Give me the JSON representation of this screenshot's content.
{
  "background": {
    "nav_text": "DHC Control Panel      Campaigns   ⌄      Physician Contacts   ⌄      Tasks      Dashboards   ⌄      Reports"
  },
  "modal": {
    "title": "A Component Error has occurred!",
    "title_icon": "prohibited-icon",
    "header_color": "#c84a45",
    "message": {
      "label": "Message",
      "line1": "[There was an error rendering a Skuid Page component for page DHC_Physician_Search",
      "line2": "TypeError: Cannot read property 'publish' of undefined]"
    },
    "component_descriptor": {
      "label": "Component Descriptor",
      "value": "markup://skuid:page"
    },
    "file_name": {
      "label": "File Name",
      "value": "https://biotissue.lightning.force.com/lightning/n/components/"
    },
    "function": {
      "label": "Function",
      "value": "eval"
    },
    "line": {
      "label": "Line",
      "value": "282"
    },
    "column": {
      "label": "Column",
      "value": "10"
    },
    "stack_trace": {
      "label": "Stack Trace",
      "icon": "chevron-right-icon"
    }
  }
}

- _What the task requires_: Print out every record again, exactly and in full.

- _Reply_:
Give me the JSON representation of this screenshot's content.
{
  "background": {
    "nav_text": "DHC Control Panel      Campaigns   ⌄      Physician Contacts   ⌄      Tasks      Dashboards   ⌄      Reports"
  },
  "modal": {
    "title": "A Component Error has occurred!",
    "title_icon": "prohibited-icon",
    "header_color": "#c84a45",
    "message": {
      "label": "Message",
      "line1": "[There was an error rendering a Skuid Page component for page DHC_Physician_Search",
      "line2": "TypeError: Cannot read property 'publish' of undefined]"
    },
    "component_descriptor": {
      "label": "Component Descriptor",
      "value": "markup://skuid:page"
    },
    "file_name": {
      "label": "File Name",
      "value": "https://biotissue.lightning.force.com/lightning/n/components/"
    },
    "function": {
      "label": "Function",
      "value": "eval"
    },
    "line": {
      "label": "Line",
      "value": "282"
    },
    "column": {
      "label": "Column",
      "value": "10"
    },
    "stack_trace": {
      "label": "Stack Trace",
      "icon": "chevron-right-icon"
    }
  }
}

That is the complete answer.